Lastly, keeping our devices up to date with the latest software updates can optimize battery performance. Manufacturers often release updates that include battery-saving improvements and bug fixes.

By implementing these simple yet effective tips and tricks, we can significantly extend the life of our batteries and enjoy longer usage times from our electronic devices.

The Future of Batteries: Innovations and Breakthroughs on the Horizon

The Future of Batteries: Innovations and Breakthroughs on the Horizon

As technology continues to advance at an unprecedented rate, the future of batteries holds immense promise. Researchers and scientists are tirelessly working towards developing new battery technologies that will revolutionize the way we store and use energy. One such innovation is the development of solid-state batteries.
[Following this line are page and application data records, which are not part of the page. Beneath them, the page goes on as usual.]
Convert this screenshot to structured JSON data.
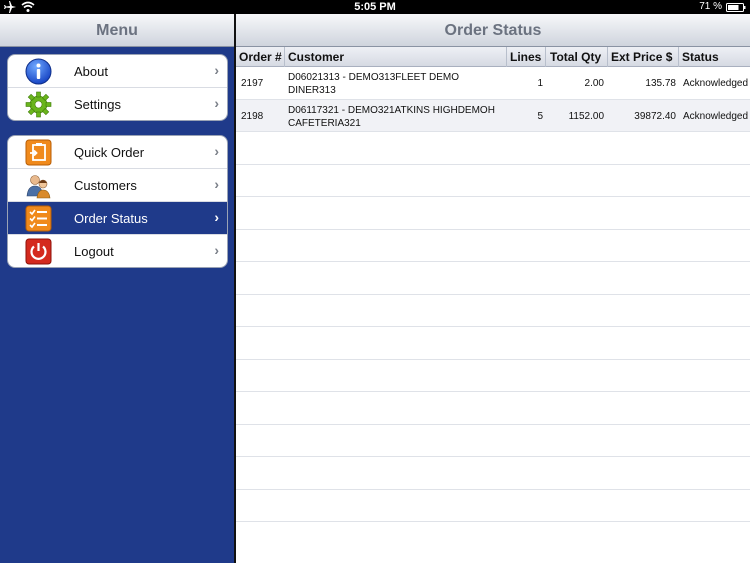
{
  "status_bar": {
    "time": "5:05 PM",
    "battery_percent": "71 %"
  },
  "menu": {
    "title": "Menu",
    "group1": [
      {
        "label": "About",
        "icon": "info-icon"
      },
      {
        "label": "Settings",
        "icon": "gear-icon"
      }
    ],
    "group2": [
      {
        "label": "Quick Order",
        "icon": "quick-order-icon"
      },
      {
        "label": "Customers",
        "icon": "customers-icon"
      },
      {
        "label": "Order Status",
        "icon": "checklist-icon",
        "active": true
      },
      {
        "label": "Logout",
        "icon": "power-icon"
      }
    ]
  },
  "order_status": {
    "title": "Order Status",
    "columns": [
      "Order #",
      "Customer",
      "Lines",
      "Total Qty",
      "Ext Price $",
      "Status"
    ],
    "rows": [
      {
        "order": "2197",
        "customer": "D06021313 - DEMO313FLEET DEMO DINER313",
        "lines": "1",
        "total_qty": "2.00",
        "ext_price": "135.78",
        "status": "Acknowledged"
      },
      {
        "order": "2198",
        "customer": "D06117321 - DEMO321ATKINS HIGHDEMOH CAFETERIA321",
        "lines": "5",
        "total_qty": "1152.00",
        "ext_price": "39872.40",
        "status": "Acknowledged"
      }
    ]
  },
  "colors": {
    "menu_bg": "#1f3a8a",
    "active_item_bg": "#1f3a8a"
  }
}
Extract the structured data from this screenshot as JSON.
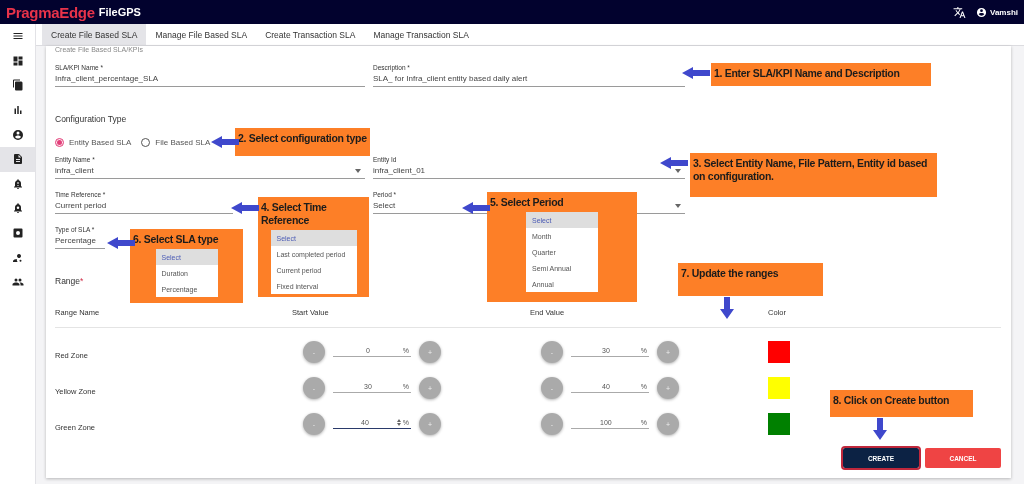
{
  "header": {
    "brand": "PragmaEdge",
    "product": "FileGPS",
    "user": "Vamshi"
  },
  "sidebar": {
    "items": [
      {
        "kind": "menu",
        "selected": false
      },
      {
        "kind": "dashboard",
        "selected": false
      },
      {
        "kind": "files",
        "selected": false
      },
      {
        "kind": "chart",
        "selected": false
      },
      {
        "kind": "account",
        "selected": false
      },
      {
        "kind": "document",
        "selected": true
      },
      {
        "kind": "alert",
        "selected": false
      },
      {
        "kind": "alert-settings",
        "selected": false
      },
      {
        "kind": "settings",
        "selected": false
      },
      {
        "kind": "user-settings",
        "selected": false
      },
      {
        "kind": "group",
        "selected": false
      }
    ]
  },
  "tabs": [
    {
      "label": "Create File Based SLA",
      "selected": true
    },
    {
      "label": "Manage File Based SLA",
      "selected": false
    },
    {
      "label": "Create Transaction SLA",
      "selected": false
    },
    {
      "label": "Manage Transaction SLA",
      "selected": false
    }
  ],
  "form": {
    "heading": "Create File Based SLA/KPIs",
    "fields": [
      {
        "label": "SLA/KPI Name *",
        "value": "Infra_client_percentage_SLA",
        "kind": "text"
      },
      {
        "label": "Description *",
        "value": "SLA_ for Infra_client entity based daily alert",
        "kind": "text"
      }
    ],
    "configuration_type": {
      "label": "Configuration Type",
      "options": [
        {
          "label": "Entity Based SLA",
          "selected": true
        },
        {
          "label": "File Based SLA",
          "selected": false
        }
      ]
    },
    "detail_fields": [
      {
        "label": "Entity Name *",
        "value": "infra_client",
        "kind": "select"
      },
      {
        "label": "Entity Id",
        "value": "infra_client_01",
        "kind": "select"
      },
      {
        "label": "Time Reference *",
        "value": "Current period",
        "kind": "text"
      },
      {
        "label": "Period *",
        "value": "Select",
        "kind": "select"
      },
      {
        "label": "Type of SLA *",
        "value": "Percentage",
        "kind": "text"
      }
    ]
  },
  "range": {
    "label": "Range",
    "required_mark": "*",
    "columns": [
      "Range Name",
      "Start Value",
      "End Value",
      "Color"
    ],
    "rows": [
      {
        "name": "Red Zone",
        "start": {
          "minus": "-",
          "value": "0",
          "unit": "%",
          "plus": "+",
          "focused": false
        },
        "end": {
          "minus": "-",
          "value": "30",
          "unit": "%",
          "plus": "+",
          "focused": false
        },
        "color": "#ff0000"
      },
      {
        "name": "Yellow Zone",
        "start": {
          "minus": "-",
          "value": "30",
          "unit": "%",
          "plus": "+",
          "focused": false
        },
        "end": {
          "minus": "-",
          "value": "40",
          "unit": "%",
          "plus": "+",
          "focused": false
        },
        "color": "#ffff00"
      },
      {
        "name": "Green Zone",
        "start": {
          "minus": "-",
          "value": "40",
          "unit": "%",
          "plus": "+",
          "focused": true
        },
        "end": {
          "minus": "-",
          "value": "100",
          "unit": "%",
          "plus": "+",
          "focused": false
        },
        "color": "#008000"
      }
    ]
  },
  "buttons": [
    {
      "label": "CREATE",
      "kind": "primary"
    },
    {
      "label": "CANCEL",
      "kind": "danger"
    }
  ],
  "callouts": [
    {
      "text": "1. Enter SLA/KPI Name and Description",
      "kind": "left"
    },
    {
      "text": "2. Select configuration type",
      "kind": "left"
    },
    {
      "text": "3. Select Entity Name, File Pattern, Entity id based on configuration.",
      "kind": "left"
    },
    {
      "text": "4. Select Time Reference",
      "kind": "left",
      "options": [
        {
          "label": "Select",
          "selected": true
        },
        {
          "label": "Last completed period",
          "selected": false
        },
        {
          "label": "Current period",
          "selected": false
        },
        {
          "label": "Fixed interval",
          "selected": false
        }
      ]
    },
    {
      "text": "5. Select Period",
      "kind": "left",
      "options": [
        {
          "label": "Select",
          "selected": true
        },
        {
          "label": "Month",
          "selected": false
        },
        {
          "label": "Quarter",
          "selected": false
        },
        {
          "label": "Semi Annual",
          "selected": false
        },
        {
          "label": "Annual",
          "selected": false
        }
      ]
    },
    {
      "text": "6. Select SLA type",
      "kind": "left",
      "options": [
        {
          "label": "Select",
          "selected": true
        },
        {
          "label": "Duration",
          "selected": false
        },
        {
          "label": "Percentage",
          "selected": false
        }
      ]
    },
    {
      "text": "7. Update the ranges",
      "kind": "down"
    },
    {
      "text": "8. Click on Create button",
      "kind": "down"
    }
  ]
}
Unlike traditional lithium-ion batteries, which use liquid electrolytes, solid-state batteries use solid electrolytes. This eliminates the risk of leakage and improves safety, making them ideal for use in electric vehicles and portable electronics.

Another breakthrough on the horizon is the use of nanotechnology in battery design. Nanomaterials, such as graphene and carbon nanotubes, have shown great potential in enhancing battery performance. These materials can increase energy density, improve charging speed, and extend battery life. Additionally, researchers are exploring the possibility of using organic materials in battery construction. Organic batteries could be lightweight, flexible, and environmentally friendly alternatives to traditional batteries.

In recent years, researchers have also focused on developing rechargeable lithium-air batteries. These batteries have the potential to store up to ten times more energy than current lithium-ion batteries. However, there are still challenges to overcome, such as improving their lifespan and addressing issues related to degradation.

Furthermore, there is ongoing research into alternative energy storage solutions beyond traditional batteries. Concepts like flow batteries, supercapacitors, and fuel cells hold promise for large-scale energy storage and grid integration.

As we look ahead, it is clear that the future of batteries is bright. With advancements in solid-state technology, nanomaterials, and alternative energy storage solutions, we can expect longer-lasting, faster-charging, and safer batteries. These innovations will not only transform our devices but also enable the widespread adoption of renewable energy sources and propel us towards a more sustainable future.

As we conclude this exploration of battery technology, it is clear that batteries have come a long way since the days of Voltaic piles. From understanding their inner workings to choosing the right battery for our devices, we have gained valuable insights into these powerhouses of energy storage. Rechargeable batteries offer numerous advantages but also have limitations that must be considered. As we look to the future, it is exciting to imagine the innovations and breakthroughs that lie ahead, with alternative energy storage solutions and extended battery life on the horizon. But amidst this progress, it is important to reflect on the environmental impact of batteries and how we can make them more sustainable. Perhaps, in the quest for better batteries, we should also explore ways to reduce our dependence on them and find alternative sources of energy. The future holds endless possibilities, and it is up to us to shape a world where both energy needs and environmental concerns are balanced.